Giant Galapagos Tortoise

Once reportedly teetering on the edge of extinction, the Giant Galapagos tortoise, found exclusively on the Galapagos Isles is the largest tortoise in the world. Traveling at a top speed of 1 mph the Giant Galapagos tortoises finds it’s way on the list of the world’s 10 slowest animals. With males checking in at over 500 pounds the Giant Galapagos tortoise can last up to one year without food. When it is able to dine on greens, flowers, and other vegetation, the Giant Galapagos tortoise packs it away just in case a rainy 365 days strike. The giant Galapagos not only moves at a slow pace because of its anatomical features, but it also keeps the go slow in a means to conserve its energy. 

3. European Brown Garden Snail

European Brown Garden Snail 10 Slowest Animals

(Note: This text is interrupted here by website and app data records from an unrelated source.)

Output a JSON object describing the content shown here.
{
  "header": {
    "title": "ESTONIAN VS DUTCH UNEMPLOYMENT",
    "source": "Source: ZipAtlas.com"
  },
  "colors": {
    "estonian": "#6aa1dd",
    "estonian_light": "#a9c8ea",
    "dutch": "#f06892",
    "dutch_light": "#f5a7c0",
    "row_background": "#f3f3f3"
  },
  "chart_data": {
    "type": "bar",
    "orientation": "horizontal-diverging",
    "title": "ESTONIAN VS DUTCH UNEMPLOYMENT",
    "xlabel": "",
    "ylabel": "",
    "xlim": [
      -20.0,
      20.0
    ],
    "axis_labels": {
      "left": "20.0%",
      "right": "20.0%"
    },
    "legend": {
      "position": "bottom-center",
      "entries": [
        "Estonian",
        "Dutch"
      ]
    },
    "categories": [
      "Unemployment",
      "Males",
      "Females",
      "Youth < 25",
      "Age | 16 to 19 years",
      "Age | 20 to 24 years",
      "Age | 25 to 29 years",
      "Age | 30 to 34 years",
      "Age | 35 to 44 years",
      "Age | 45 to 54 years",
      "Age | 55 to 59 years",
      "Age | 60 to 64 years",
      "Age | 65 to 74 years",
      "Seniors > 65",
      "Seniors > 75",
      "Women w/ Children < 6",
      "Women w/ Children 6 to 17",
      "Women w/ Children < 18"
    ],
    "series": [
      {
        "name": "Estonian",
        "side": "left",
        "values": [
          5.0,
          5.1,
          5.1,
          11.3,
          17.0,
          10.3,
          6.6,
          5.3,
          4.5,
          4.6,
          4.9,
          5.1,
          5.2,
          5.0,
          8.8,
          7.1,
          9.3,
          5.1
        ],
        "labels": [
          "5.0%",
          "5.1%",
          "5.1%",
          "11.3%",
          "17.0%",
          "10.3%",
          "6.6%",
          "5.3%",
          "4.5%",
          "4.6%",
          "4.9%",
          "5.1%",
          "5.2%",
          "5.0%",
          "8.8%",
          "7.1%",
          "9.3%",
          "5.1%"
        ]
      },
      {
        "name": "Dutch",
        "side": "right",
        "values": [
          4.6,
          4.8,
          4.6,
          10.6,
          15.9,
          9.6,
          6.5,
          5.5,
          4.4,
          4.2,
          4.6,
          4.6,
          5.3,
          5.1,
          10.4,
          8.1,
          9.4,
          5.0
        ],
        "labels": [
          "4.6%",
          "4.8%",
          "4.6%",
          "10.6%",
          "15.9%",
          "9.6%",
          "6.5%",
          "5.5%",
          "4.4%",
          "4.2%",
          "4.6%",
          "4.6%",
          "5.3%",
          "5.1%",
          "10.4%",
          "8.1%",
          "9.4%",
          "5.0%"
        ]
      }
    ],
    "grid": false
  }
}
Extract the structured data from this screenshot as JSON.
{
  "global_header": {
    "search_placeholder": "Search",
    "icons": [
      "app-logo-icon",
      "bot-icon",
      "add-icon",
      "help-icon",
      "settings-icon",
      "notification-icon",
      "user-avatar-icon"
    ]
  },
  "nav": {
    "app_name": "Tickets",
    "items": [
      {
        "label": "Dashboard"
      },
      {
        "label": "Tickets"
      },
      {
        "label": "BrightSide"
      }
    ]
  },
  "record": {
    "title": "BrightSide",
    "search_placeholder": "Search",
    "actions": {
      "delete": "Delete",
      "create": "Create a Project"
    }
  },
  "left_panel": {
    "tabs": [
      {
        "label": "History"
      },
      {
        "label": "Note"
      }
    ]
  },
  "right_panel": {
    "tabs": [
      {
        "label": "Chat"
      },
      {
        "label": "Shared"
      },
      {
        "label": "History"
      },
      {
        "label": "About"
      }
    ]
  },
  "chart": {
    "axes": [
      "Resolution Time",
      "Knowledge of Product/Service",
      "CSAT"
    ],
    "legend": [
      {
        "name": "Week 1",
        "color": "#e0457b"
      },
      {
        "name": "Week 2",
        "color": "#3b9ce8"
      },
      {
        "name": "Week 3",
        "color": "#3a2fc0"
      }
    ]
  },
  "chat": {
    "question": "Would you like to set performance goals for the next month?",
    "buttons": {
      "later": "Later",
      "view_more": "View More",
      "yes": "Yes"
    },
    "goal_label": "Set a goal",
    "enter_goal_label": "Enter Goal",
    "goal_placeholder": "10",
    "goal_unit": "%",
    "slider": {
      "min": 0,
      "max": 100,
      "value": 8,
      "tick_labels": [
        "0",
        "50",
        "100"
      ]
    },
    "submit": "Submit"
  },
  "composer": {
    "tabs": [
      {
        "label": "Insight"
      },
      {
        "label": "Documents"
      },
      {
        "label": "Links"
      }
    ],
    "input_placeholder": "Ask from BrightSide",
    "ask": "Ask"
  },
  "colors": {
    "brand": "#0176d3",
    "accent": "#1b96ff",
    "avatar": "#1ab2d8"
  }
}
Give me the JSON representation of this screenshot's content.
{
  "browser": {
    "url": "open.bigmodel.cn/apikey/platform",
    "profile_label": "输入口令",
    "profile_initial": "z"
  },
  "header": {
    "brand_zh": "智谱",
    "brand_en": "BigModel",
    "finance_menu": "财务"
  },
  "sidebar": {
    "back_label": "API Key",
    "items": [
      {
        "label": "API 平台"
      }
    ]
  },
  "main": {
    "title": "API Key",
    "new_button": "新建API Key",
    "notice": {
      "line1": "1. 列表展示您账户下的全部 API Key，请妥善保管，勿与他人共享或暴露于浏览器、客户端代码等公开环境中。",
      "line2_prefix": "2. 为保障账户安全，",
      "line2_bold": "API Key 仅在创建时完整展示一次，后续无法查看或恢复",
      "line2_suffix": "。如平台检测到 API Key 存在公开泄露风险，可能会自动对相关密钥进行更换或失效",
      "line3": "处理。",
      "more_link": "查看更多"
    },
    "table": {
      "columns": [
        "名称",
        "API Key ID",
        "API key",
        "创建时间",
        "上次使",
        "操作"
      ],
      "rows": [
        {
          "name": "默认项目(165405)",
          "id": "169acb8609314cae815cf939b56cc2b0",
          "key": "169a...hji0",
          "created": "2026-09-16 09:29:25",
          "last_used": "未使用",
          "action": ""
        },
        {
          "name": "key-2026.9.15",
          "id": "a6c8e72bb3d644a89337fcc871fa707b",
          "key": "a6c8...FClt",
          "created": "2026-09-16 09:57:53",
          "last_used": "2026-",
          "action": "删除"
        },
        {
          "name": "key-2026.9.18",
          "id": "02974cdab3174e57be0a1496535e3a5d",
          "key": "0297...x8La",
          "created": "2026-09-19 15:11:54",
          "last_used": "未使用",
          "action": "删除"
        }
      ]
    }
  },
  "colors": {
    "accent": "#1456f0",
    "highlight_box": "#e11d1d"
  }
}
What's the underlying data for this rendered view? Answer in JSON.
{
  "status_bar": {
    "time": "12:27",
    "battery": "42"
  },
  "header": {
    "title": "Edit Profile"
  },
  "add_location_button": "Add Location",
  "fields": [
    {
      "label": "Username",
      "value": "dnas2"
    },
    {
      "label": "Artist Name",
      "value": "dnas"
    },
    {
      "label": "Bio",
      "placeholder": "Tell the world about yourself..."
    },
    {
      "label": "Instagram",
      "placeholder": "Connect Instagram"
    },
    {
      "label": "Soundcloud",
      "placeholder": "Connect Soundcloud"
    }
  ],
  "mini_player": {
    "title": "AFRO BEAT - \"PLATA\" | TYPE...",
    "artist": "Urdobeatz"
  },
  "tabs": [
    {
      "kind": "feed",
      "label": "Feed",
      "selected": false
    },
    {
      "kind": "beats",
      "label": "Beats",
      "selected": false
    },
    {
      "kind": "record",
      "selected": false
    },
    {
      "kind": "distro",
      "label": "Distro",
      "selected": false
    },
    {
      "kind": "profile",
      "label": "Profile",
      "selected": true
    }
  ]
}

Always late to the party, the European Brown Garden Snail drags its calcified hatch along it’s slimy trail at a whopping .029 miles per hour. What is more stunning than it’s slow. sluggish, speed is the fact that the European Brown Garden snail can be found in parts all over the world. At less than two inches in height and width, the European Brown Garden Snail has been nibbling on the big green garden in countries like Mexico, Argentina, and Africa. 

2. Banana Slug

Banana Slug Slowest Animal

Turns out this slow, slimily, slug isn’t a banana at all! Sliding in at 0.006 mph, the banana slug climbs up and down trees, at times dropping and landing safely from distance over six feet. The mollusk can weigh up to 72 grams and lives primarily feeds off of vegetation and when needed, other slugs. 

1. Seahorse

Seahorse Slowest Animals In The World

Our number one on our top ten list of the 10 Slowest Animals In The World is the Seahorse. Which is not a horse! The curiously cute creatures are actually fish, gills and all! Moving at an impressive one-hundredth mile per hour the seahorse spends it’s days dreaming of what could really be. Found all over the world, from one inch to over one foot in size, the lucky ones can be found in beautiful blue tropical water and delightfully colored patches of coral. Now facing extinction, seahorses could commonly be found with their tales wrapped around a piece of seaweed rocking back and forth, very slowly.

Leave a Reply

Be the First to Comment!

Notify of